• **WHAT YOU WILL DO**: Across the listing, count the lines that include the string "Bytes". Give nothing besides the number.

[Opening DATA SHOWN section]

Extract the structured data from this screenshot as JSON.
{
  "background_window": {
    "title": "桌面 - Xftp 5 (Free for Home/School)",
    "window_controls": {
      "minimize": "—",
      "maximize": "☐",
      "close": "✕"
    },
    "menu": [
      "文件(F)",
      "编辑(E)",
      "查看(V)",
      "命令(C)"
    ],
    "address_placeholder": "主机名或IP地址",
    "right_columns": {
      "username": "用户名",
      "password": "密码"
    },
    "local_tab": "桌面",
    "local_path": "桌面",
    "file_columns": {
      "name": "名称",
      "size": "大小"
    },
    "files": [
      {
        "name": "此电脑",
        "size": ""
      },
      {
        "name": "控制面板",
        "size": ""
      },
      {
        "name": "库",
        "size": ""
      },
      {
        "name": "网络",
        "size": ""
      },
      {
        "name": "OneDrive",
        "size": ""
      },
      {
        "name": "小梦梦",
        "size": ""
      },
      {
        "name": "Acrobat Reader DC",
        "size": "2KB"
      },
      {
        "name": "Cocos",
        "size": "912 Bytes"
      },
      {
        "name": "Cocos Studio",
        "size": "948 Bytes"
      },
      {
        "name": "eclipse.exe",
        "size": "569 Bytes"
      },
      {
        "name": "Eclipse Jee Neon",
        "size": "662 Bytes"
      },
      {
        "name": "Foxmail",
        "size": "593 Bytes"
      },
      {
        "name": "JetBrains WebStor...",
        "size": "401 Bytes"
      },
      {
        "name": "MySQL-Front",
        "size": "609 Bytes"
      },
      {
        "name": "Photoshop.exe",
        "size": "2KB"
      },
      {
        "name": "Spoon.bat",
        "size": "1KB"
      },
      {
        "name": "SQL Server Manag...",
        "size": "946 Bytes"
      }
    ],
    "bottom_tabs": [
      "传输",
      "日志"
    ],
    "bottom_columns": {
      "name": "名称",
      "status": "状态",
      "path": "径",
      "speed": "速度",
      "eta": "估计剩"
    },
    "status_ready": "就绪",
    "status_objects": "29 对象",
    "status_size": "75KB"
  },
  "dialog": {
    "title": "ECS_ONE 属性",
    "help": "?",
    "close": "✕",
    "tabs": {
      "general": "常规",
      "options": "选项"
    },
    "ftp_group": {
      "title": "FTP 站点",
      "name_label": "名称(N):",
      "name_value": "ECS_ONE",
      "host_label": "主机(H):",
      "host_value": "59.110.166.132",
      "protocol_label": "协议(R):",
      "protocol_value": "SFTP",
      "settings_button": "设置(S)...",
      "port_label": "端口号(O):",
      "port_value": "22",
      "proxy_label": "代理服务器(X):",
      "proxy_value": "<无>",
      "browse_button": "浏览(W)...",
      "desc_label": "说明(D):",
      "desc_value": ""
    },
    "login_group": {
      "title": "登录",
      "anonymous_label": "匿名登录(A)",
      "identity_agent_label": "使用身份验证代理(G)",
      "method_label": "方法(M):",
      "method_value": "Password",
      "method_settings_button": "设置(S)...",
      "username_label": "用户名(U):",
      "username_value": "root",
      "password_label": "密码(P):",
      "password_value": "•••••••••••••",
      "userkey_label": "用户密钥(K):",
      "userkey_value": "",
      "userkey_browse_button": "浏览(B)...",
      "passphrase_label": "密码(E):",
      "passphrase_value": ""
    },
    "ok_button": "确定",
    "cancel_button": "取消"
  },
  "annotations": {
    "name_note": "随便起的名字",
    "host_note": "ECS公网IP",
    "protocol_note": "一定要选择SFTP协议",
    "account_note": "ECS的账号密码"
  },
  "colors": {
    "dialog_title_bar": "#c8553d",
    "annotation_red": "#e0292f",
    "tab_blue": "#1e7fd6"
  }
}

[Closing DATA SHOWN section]

• **RESPONSE AREA**: 8